Every now and then you all know that I like to share some of the things that I encounter. This week I encountered a disorder that I had never even heard of:

Li-Fraumeni Syndrome

If you are scratching your head at the name don’t worry, so was I! This is something I have never come across. You know me, when I don’t know… I am all over the internet until I do know.

I will say I had no idea such a brutal disorder existed.

Let’s get to the gist of what this syndrome is. The disease was first recognized back in 1969. Drs. Frederick  Li and Joseph Fraumeni were studying familial cancers and this study focused around four families that suffered with multiple cases of young adult and childhood cancers. It turned out that a mutation in a gene, TP53 to be exact, made them predisposed to cancers. Oh, while we are talking about the gene, it’s a tumor suppressing gene (figured I would throw that at you so it makes a little more sense). As if that wasn’t enough, it made the carriers more susceptible to rare cancers. We are talking cancers of the “soft-tissue, bone sarcomas, breast cancer, brain tumors, adrenocortical carcinoma and acute leukemia. Other cancers seen in LFS patients include gastrointestinal cancers and cancers of the lung, kidney, thyroid, and skin, as well as in gonadal organs (ovarian, testicular, and prostate.)”(lfsassociation.org)  This article gives a lot of info

Li-Fraumeni Syndrome is an asshole.

It was the statistics surrounding the genetic mutation that shocked me the most. According to the LFS association, individuals with the mutation have nearly a 50% chance of developing cancer by the age of 40. It gets worse. The risk goes up to nearly 90% by age 60. However, hold on for this one, women have a nearly 100% chance of developing some type of cancer within their lifetime (much higher risk for breast cancer)!

Yeah, I was NOT ready for that particular statistic.

Like I said, Li-Fraumeni Syndrome is an asshole.

What should trigger oncologists to test for this mutation is family history. If a patient has a strong family history of the cancers listed above, especially if family members tend to get cancer at a young age (40 or younger), LFS should be looked at.

So, what made me do some research on LFS? A patient. I came across a young patient coming for a radiological study that had a tumor, while one of their parents was battling cancer as well. Yes, parent and child were both going through chemotherapy at the same time.

Once again, Li-Freumani is an asshole.

I happened to be a part of the care and saw some prior scans of the patient and had never really seen such a large tumor. Someone from the patient’s medical team happened to be down here with us and they were able to tell me the name of this syndrome.

I can’t even imagine what it would be like knowing that I carry such a genetic mutation. Would I ever want to have children? If I decided to have children, would I feel guilty if I passed it on to them? I had this discussion with some of my coworkers and we all had differing views. So bloggaverse, I ask you two things:

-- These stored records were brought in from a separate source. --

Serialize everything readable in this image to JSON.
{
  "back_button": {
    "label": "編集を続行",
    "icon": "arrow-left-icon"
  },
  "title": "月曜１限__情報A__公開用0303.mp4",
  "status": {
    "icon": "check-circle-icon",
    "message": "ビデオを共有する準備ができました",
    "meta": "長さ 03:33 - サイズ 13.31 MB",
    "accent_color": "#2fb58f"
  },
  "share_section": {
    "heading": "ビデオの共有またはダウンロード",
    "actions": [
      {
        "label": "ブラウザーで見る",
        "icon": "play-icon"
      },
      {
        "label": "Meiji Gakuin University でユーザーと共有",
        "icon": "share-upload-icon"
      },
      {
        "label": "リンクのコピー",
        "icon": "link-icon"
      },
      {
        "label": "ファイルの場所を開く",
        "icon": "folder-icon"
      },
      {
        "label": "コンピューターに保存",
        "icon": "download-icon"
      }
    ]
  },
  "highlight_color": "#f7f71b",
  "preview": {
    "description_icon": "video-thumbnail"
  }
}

  1. Have you ever heard of LFS?
  2. Would you ever have children if you knew you carried the mutation?